Paper No. 5
Presentation Time: 9:15 AM


NORDSTROM, D. Kirk, U.S. Geol Survey, 3215 Marine St., Suite E127, Boulder, CO 80303 and ARCHER, Donald G., Physical and Chemical Properties Division, National Institute of Standards and Technology, 100 Bureau Drive MS 8381, Gaithersburg, MD 20899, dkn@usgs.gov

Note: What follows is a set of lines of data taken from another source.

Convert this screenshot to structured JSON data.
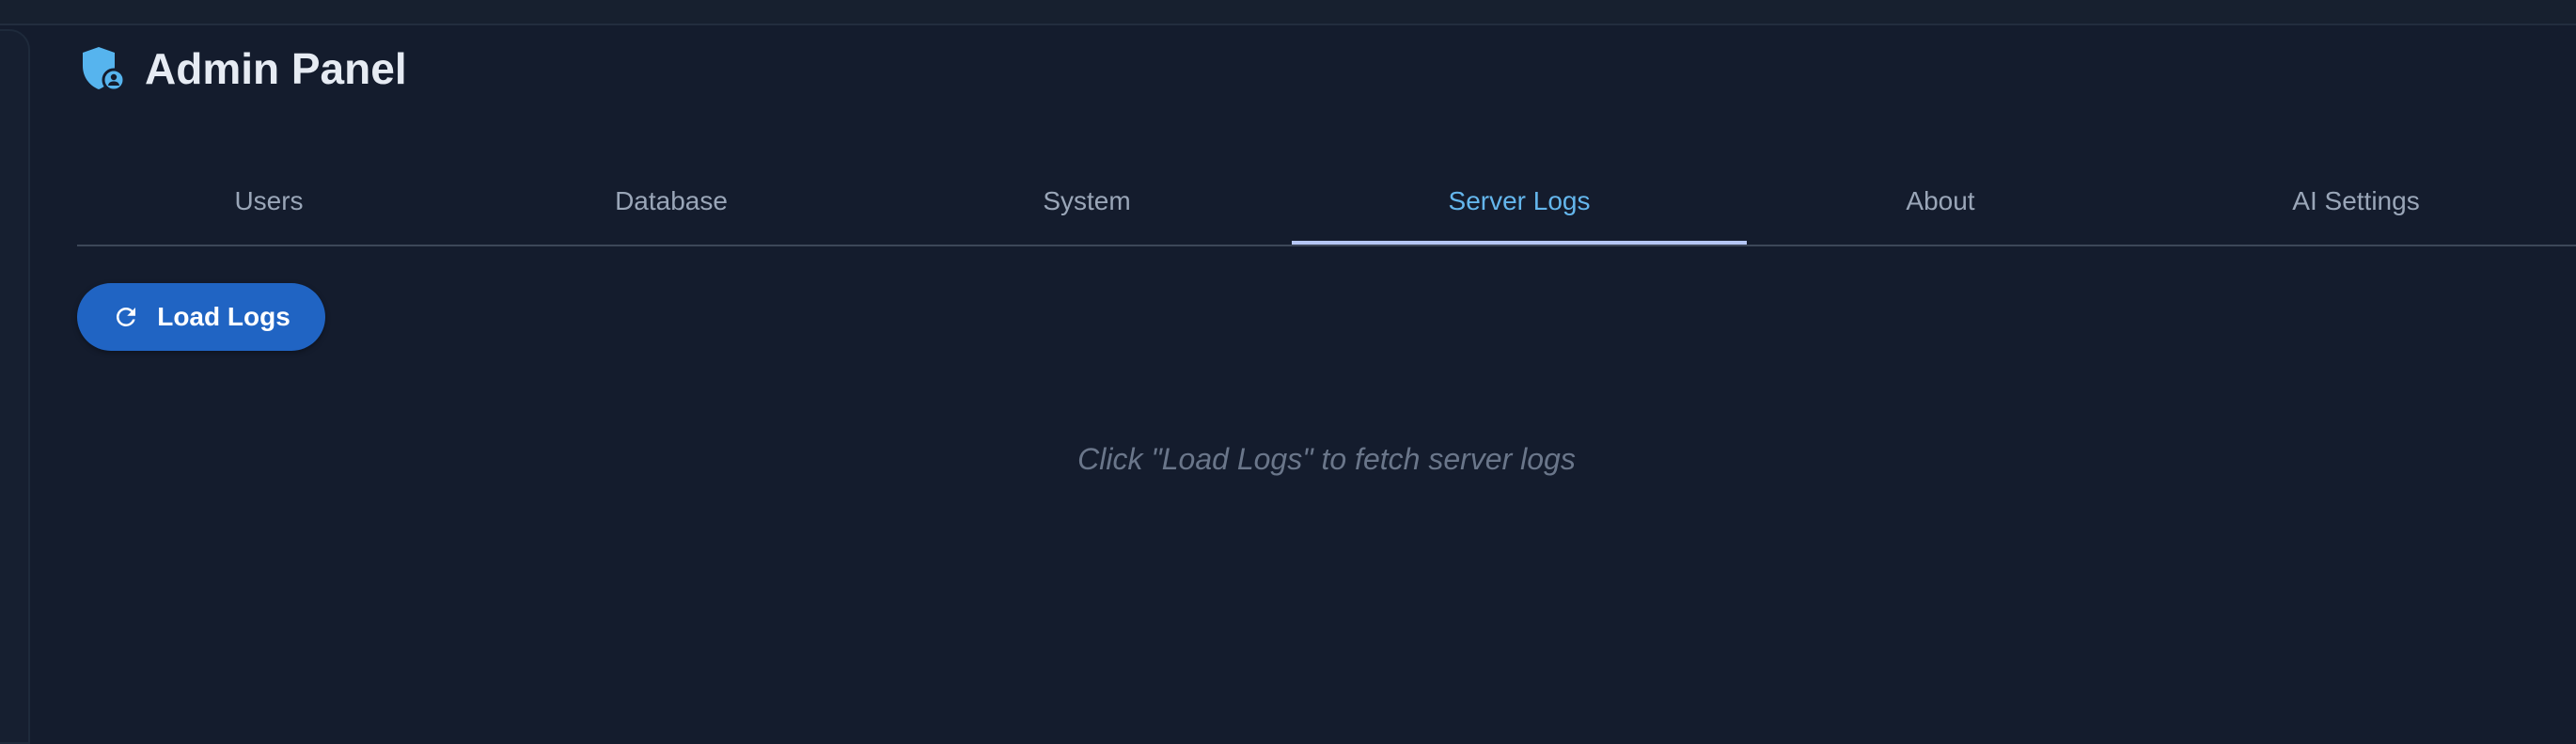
{
  "header": {
    "title": "Admin Panel",
    "icon": "admin-shield-icon"
  },
  "tabs": [
    {
      "label": "Users",
      "active": false
    },
    {
      "label": "Database",
      "active": false
    },
    {
      "label": "System",
      "active": false
    },
    {
      "label": "Server Logs",
      "active": true
    },
    {
      "label": "About",
      "active": false
    },
    {
      "label": "AI Settings",
      "active": false
    }
  ],
  "actions": {
    "load_logs_label": "Load Logs",
    "load_logs_icon": "refresh-icon"
  },
  "logs": {
    "empty_message": "Click \"Load Logs\" to fetch server logs"
  },
  "colors": {
    "background": "#141c2d",
    "accent": "#64b6ec",
    "primary_button": "#2064c3",
    "tab_indicator": "#b5c6f4"
  }
}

Thermodynamic data are essential as input to models that attempt to interpret the geochemistry of environmentally important elements such as arsenic. Unfortunately, the data for mineral phases of arsenic and their aqueous solubilities have been inadequately evaluated. This paper presents the results of a simultaneous, weighted, least-squares multiple regression on 77 thermochemical measurements of elemental arsenic, arsenic oxides, arsenic sulfides, and their aqueous hydrolysis products. These data were selected from a search of several hundred papers. To test the compatibility of the thermodynamic data with observations in nature, the resultant values for free energy, enthalpy, entropy, and heat capacity are used to derive mineral stability relationships for native arsenic, claudetite (As2O3), arsenolite (As2O3), orpiment (As2S3), and realgar (AsS) using pe-pH diagrams and known occurrences and transformations in the environment. Claudetite is the stable arsenic trioxide phase under standard state conditions and transforms to arsenolite below about –33oC. Both claudetite and arsenolite form as weathering products of arsenopyrite, realgar, and native arsenic but arsenolite is the metastable phase at earth’s surface conditions. At constant PS2, realgar and native arsenic become increasingly more stable than orpiment with increasing temperature. Realgar has two polymorphs, pararealgar and alacrinite, but thermodynamic data are not available for them. A new pe-pH diagram shows the relative stabilities of As2O5, claudetite, orpiment, realgar and arsenic in the As-S-O system at 298.15 K and 1 atm. Native arsenic is only stable under very strong reducing conditions but is more stable at higher temperature. This critical evaluation of published data for selected arsenic species provides much more consistent data for geochemical modelling and the interpretation of geochemical processes involving arsenic in the environment.